McKamey Manor

He technically consented to this

A $20,000 reward? A 40-page waiver? These figures have garnered a lot of attention in recent headlines. Supposedly this is the "scariest" haunted house experience in the country. Who could resist the temptation of that once-in-a-lifetime experience, combined with the chance to win a big cash prize? Unfortunately, that is exactly what Russ McKay wants. There's a reason he's put so much work into the legal side of his operation. Rather than gassing up neutered chainsaws and chasing you around in a hockey mask, McKay has opted for producing actual, real, straight-up torture. You may not find the decorations and costumes that scary, but you will absolutely fear for your life when you consent to be water-boarded with fake blood. For being operated by a man who is clearly an unhinged psychopath, McKamey Manor ties the Haunted Traphouse, with four-and-a-half spooky skulls.


Donald Vann's House of Horrors

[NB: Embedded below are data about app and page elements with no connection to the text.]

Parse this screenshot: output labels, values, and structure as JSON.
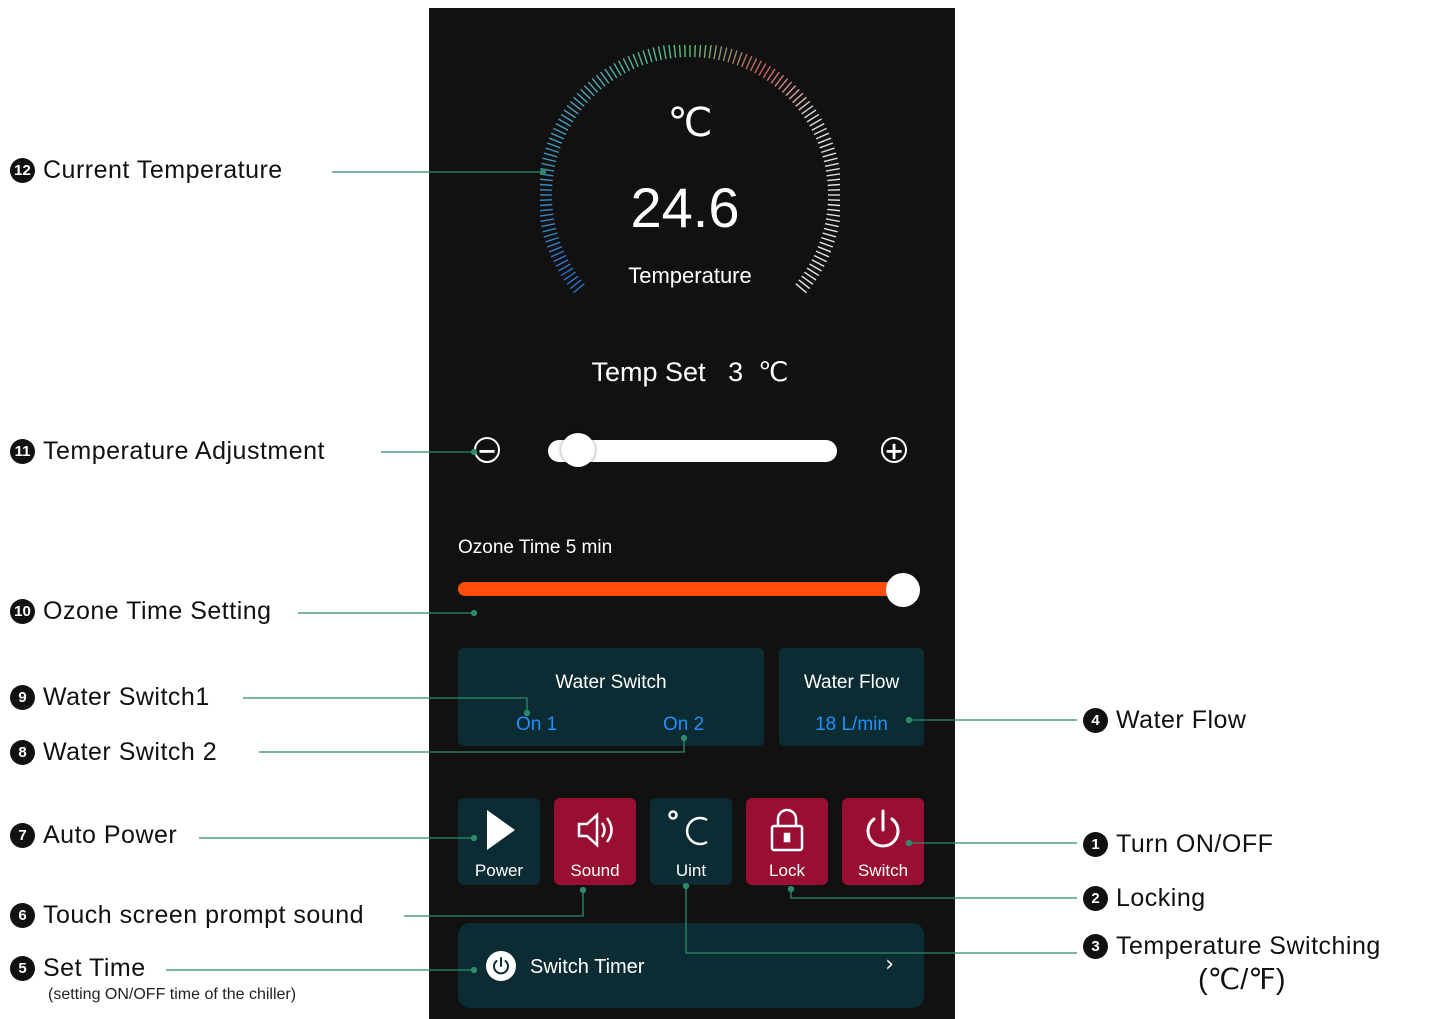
{
  "gauge": {
    "unit": "℃",
    "value": "24.6",
    "caption": "Temperature"
  },
  "temp_set": {
    "label": "Temp Set",
    "value": "3",
    "unit": "℃",
    "minus_icon": "minus-circle-icon",
    "plus_icon": "plus-circle-icon",
    "slider_level": 0.05
  },
  "ozone": {
    "label": "Ozone Time 5 min",
    "level": 1.0,
    "color": "#ff4d0a"
  },
  "water_switch": {
    "title": "Water Switch",
    "switch1": "On 1",
    "switch2": "On 2"
  },
  "water_flow": {
    "title": "Water Flow",
    "value": "18 L/min"
  },
  "tiles": [
    {
      "label": "Power",
      "icon": "play-icon",
      "style": "dark"
    },
    {
      "label": "Sound",
      "icon": "speaker-icon",
      "style": "red"
    },
    {
      "label": "Uint",
      "icon": "celsius-icon",
      "style": "dark"
    },
    {
      "label": "Lock",
      "icon": "lock-icon",
      "style": "red"
    },
    {
      "label": "Switch",
      "icon": "power-icon",
      "style": "red"
    }
  ],
  "timer": {
    "label": "Switch Timer",
    "icon": "power-icon",
    "chevron": "›"
  },
  "colors": {
    "phone_bg": "#111111",
    "card_bg": "#0c2c34",
    "tile_red": "#980f33",
    "accent_blue": "#1e90ff",
    "leader_line": "#2f8a6a"
  },
  "annotations": {
    "a12": {
      "num": "12",
      "text": "Current Temperature"
    },
    "a11": {
      "num": "11",
      "text": "Temperature Adjustment"
    },
    "a10": {
      "num": "10",
      "text": "Ozone Time Setting"
    },
    "a9": {
      "num": "9",
      "text": "Water Switch1"
    },
    "a8": {
      "num": "8",
      "text": "Water Switch 2"
    },
    "a7": {
      "num": "7",
      "text": "Auto Power"
    },
    "a6": {
      "num": "6",
      "text": "Touch screen prompt sound"
    },
    "a5": {
      "num": "5",
      "text": "Set Time",
      "note": "(setting ON/OFF time of the chiller)"
    },
    "a4": {
      "num": "4",
      "text": "Water Flow"
    },
    "a1": {
      "num": "1",
      "text": "Turn ON/OFF"
    },
    "a2": {
      "num": "2",
      "text": "Locking"
    },
    "a3": {
      "num": "3",
      "text": "Temperature Switching",
      "cont": "(℃/℉)"
    }
  }
}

Donald Vann murdered eleven people. Happens to the best of us, but it does present a problem. How do you dispose of all those bodies? Donald's solution was to open a haunted house and put his victims' decaying remains on display as props. Props to him. For eight months he prepared his fetid, malodorous horrors, before debuting on October 1st. Unfortunately, you won't be able to visit his house of horrors, because he has since landed in some legal trouble—board of health, maybe?—but I'm sure for the lucky few who were able to visit during its brief tenure, and witness Vann's "psychotic smirk," I'm sure the nightmares they're left with keep on spooking.


Every Hell House in America


In the same vein as the Haunted Traphouse, Hell Houses are church presentations intended as educational experiences that warn kids and teens away from the path of sin. Their methods for achieving this obviously vary, but according to The Washington Post, you can generally expect the following: "A devil ushers a gay man dying of AIDS into the fiery pit. A teenager who is raped at a drug-filled rave commits suicide and also goes to hell. A young girl hemorrhaging from an abortion repents at the last minute." Awful. Truly sickening. What kind of trauma are they inflicting on these children to prop up their outdated ideologies? Six spooky skulls. Where'd that extra skull come from?? Nobody knows…